300,000+ Fortinet firewalls vulnerable to critical FortiOS RCE bug
A critical security flaw, identified as CVE-2023-27997, has left hundreds of thousands of FortiGate firewalls vulnerable, despite Fortinet having released an update to resolve the issue nearly a month ago. This vulnerability poses a significant risk, with a severity score of 9.8 out of 10, and it stems from a heap-based buffer overflow problem within FortiOS, the operating system that unites various Fortinet networking components into the vendor’s Security Fabric platform.
CVE-2023-27997 is an exploitable vulnerability that enables unauthenticated attackers to execute code remotely on devices that have the SSL VPN interface exposed on the web. The vendor had issued a warning in mid-June, suggesting that the flaw may have already been used in attacks.
Fortinet took action to address this vulnerability on June 11, proactively releasing FortiOS firmware versions 6.0.17, 6.2.15, 6.4.13, 7.0.12, and 7.2.5 before disclosing the issue to the public.
Bishop Fox, a company specializing in offensive security solutions, issued a report on Friday highlighting a concerning situation. Despite repeated calls for patching, more than 300,000 FortiGate firewall appliances remain susceptible to attacks and are accessible via the public internet.
To identify these vulnerable devices, Bishop Fox researchers utilized the Shodan search engine. They focused on devices that exhibited specific behaviors indicating an exposed SSL VPN interface, as determined by a distinct HTTP response header. Specifically, they honed in on devices that redirected to ‘/remote/login,’ a clear sign of an exposed SSL VPN interface.

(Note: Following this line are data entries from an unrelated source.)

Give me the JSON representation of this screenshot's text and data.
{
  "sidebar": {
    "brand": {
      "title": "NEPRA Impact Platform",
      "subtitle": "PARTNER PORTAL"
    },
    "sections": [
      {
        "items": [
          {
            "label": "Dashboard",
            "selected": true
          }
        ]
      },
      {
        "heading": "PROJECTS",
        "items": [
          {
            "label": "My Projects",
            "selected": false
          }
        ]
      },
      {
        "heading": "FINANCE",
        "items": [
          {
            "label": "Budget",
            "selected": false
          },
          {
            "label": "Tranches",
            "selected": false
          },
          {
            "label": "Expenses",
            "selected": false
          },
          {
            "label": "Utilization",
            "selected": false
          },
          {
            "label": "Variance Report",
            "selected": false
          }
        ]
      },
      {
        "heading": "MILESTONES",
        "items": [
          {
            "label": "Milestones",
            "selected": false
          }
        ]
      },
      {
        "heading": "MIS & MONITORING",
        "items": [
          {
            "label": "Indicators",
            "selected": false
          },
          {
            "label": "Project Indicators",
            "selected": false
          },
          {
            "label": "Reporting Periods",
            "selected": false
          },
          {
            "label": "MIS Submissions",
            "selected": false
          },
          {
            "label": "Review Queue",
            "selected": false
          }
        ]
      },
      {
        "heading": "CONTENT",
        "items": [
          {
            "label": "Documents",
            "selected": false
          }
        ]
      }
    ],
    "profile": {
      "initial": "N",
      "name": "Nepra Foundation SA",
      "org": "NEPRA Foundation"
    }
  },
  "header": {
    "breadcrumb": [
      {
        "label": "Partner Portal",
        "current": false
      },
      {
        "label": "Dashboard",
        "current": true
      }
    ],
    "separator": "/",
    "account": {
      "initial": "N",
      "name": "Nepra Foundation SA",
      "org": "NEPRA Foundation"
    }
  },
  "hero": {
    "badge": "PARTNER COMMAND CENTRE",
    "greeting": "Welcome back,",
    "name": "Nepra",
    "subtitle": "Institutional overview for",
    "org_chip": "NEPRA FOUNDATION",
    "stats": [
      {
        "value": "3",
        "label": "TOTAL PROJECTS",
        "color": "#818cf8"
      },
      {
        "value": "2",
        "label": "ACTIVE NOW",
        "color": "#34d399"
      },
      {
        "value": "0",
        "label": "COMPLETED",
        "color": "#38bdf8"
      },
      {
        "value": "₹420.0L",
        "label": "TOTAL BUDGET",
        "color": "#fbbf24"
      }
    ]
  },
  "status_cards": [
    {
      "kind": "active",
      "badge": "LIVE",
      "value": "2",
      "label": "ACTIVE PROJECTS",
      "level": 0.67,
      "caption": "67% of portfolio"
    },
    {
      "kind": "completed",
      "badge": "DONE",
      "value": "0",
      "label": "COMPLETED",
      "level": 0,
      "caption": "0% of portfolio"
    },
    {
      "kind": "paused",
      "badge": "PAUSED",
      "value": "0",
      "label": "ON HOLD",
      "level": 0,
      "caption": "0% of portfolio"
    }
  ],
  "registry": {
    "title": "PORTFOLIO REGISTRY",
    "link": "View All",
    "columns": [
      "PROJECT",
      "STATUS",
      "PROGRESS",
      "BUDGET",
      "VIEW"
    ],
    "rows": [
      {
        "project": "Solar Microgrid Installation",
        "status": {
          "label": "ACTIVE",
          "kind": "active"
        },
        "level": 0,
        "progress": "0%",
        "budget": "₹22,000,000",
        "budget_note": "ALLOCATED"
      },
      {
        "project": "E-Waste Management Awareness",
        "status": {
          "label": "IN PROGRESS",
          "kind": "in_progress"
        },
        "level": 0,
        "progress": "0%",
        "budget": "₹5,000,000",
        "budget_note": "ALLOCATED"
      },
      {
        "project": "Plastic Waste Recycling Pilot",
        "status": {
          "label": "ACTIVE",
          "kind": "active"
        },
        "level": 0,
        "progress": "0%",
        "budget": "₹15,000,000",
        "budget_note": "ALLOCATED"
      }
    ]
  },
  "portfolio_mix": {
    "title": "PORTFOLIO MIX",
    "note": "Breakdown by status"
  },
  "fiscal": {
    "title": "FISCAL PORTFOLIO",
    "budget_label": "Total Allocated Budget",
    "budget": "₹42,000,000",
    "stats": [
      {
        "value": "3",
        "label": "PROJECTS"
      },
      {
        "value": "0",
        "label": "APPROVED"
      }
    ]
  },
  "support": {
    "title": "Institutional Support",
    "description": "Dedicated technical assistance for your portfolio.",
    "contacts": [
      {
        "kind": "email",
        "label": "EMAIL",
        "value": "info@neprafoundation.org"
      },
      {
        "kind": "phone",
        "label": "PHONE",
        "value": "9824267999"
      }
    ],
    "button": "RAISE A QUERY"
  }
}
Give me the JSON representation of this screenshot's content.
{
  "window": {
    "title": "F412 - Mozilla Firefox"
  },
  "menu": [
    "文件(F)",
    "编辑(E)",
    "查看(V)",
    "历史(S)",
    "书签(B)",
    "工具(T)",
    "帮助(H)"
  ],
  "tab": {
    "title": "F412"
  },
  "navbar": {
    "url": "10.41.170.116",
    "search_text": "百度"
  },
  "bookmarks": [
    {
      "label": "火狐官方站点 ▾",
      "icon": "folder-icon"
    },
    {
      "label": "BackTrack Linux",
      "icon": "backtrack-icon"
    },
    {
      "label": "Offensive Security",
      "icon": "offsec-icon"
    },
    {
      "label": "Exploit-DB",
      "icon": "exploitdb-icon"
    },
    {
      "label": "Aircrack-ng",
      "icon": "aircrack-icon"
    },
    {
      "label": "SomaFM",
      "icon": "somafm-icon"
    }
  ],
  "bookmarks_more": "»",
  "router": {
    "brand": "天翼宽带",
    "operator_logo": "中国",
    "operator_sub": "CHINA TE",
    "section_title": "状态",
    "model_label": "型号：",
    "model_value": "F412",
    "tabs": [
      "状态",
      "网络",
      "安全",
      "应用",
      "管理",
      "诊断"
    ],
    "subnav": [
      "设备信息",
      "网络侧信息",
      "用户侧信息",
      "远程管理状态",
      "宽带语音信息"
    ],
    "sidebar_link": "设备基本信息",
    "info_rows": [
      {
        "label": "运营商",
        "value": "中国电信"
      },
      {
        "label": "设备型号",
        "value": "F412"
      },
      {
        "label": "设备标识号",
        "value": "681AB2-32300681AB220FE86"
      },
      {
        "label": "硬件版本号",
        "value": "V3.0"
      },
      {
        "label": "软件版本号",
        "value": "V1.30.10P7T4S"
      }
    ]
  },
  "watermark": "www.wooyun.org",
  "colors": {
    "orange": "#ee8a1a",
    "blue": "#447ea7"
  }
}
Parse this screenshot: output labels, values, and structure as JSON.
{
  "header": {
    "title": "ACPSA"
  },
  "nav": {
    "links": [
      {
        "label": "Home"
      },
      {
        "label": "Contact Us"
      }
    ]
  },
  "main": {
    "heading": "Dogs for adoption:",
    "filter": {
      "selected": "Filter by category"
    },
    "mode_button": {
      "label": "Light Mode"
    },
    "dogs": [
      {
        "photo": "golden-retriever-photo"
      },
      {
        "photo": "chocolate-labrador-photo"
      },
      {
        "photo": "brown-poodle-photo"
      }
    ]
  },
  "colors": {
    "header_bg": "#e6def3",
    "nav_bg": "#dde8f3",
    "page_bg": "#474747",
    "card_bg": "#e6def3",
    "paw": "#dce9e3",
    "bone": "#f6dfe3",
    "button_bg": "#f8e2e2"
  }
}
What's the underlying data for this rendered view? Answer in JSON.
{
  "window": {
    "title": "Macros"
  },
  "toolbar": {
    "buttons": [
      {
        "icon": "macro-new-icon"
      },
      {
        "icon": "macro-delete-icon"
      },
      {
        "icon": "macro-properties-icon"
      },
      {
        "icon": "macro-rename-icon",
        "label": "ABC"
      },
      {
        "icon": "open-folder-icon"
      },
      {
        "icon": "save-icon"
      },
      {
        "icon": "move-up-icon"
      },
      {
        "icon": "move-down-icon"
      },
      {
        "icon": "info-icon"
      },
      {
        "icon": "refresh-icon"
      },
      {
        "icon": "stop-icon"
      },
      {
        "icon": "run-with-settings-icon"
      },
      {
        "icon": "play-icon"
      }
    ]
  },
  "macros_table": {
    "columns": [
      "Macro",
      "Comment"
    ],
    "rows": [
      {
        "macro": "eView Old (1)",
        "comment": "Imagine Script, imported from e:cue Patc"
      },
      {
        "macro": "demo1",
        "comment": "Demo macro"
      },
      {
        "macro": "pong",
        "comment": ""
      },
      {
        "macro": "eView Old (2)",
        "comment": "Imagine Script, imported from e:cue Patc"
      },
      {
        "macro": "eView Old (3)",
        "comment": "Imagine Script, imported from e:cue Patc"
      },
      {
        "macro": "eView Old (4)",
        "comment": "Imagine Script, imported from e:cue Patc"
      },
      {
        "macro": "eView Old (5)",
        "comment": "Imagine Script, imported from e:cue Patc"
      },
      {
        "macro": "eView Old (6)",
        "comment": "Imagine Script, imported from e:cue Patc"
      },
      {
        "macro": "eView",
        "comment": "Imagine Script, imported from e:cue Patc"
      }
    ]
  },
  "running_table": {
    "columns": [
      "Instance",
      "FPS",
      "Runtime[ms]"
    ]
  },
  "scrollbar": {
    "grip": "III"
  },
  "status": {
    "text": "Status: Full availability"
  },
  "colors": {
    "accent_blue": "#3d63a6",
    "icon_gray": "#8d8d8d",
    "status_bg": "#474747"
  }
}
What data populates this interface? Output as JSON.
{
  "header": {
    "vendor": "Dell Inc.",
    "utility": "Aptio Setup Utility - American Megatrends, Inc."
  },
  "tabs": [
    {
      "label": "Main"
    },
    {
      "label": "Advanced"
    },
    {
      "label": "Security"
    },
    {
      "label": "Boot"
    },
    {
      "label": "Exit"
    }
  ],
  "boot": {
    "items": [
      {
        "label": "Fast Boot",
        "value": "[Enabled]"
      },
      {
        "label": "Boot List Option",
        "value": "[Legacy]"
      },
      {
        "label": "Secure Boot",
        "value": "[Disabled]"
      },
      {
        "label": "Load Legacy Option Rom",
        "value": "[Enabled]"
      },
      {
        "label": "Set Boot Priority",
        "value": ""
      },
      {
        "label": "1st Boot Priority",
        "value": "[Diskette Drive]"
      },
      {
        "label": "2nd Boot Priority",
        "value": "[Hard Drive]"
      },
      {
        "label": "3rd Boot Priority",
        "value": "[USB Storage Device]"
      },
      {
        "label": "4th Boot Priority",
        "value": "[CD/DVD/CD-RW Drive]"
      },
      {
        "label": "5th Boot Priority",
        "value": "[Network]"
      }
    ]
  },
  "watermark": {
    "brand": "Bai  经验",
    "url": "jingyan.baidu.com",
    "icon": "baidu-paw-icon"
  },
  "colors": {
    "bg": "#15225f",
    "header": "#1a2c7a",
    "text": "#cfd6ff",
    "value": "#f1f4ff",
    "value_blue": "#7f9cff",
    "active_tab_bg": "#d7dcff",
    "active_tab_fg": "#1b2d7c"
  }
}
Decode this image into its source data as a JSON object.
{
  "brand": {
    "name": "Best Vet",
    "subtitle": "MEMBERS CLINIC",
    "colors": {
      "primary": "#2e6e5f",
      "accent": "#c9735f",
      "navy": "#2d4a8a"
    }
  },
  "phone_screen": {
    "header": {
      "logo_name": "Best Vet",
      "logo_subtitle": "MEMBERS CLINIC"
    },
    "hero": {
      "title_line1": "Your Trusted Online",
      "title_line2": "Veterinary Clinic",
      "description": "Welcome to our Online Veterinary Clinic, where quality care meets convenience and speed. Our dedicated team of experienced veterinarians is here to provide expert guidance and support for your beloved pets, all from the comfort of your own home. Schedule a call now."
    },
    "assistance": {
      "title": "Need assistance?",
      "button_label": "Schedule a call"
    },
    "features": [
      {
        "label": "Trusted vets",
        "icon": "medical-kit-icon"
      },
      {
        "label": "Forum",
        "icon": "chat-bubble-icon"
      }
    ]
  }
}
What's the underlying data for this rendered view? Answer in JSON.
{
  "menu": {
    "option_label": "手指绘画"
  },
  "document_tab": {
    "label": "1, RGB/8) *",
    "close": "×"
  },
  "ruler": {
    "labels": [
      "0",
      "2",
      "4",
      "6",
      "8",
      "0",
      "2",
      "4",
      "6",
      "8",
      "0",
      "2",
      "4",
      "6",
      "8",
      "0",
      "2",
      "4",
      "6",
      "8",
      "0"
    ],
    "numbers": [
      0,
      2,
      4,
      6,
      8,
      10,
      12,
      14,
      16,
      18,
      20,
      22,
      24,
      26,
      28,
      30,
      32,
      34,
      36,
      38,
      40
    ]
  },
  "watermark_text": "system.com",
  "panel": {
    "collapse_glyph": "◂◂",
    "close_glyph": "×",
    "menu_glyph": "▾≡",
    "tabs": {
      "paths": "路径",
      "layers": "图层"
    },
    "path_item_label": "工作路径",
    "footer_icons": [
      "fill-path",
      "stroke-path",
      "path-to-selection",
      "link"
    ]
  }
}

The initial query returned a total of 489,337 devices. However, not all of them were vulnerable to CVE-2023-27997, also known as Xortigate. Upon further investigation, the researchers found that 153,414 of the discovered appliances had been updated to a secure FortiOS version. This implies that approximately 335,900 FortiGate firewalls accessible via the internet are still susceptible to attacks, a significantly higher figure compared to the earlier, less precise estimations of 250,000, as stated by Bishop Fox researchers.
Another concerning discovery made by Bishop Fox researchers was that many of the exposed FortiGate devices had not received updates for up to eight years. Some of these devices were still running FortiOS 6, which reached the end of support on September 29 of the previous year. These outdated devices are vulnerable to multiple critical-severity flaws for which proof-of-concept exploit code is publicly available.
To underscore the severity of the situation and demonstrate the potential consequences of CVE-2023-27997, Bishop Fox created an exploit. This exploit is designed to execute code remotely on vulnerable devices. It accomplishes this by “smashing the heap,” establishing a connection to an attacker-controlled server, downloading a BusyBox binary, and opening an interactive shell.
In their report, Bishop Fox noted, “This exploit very closely follows the steps detailed in the original blog post by Lexfo […] and runs in approximately one second, which is significantly faster than the demo video on a 64-bit device shown by Lexfo.” This highlights the urgency of addressing these vulnerabilities to safeguard FortiGate firewall appliances from potential attacks.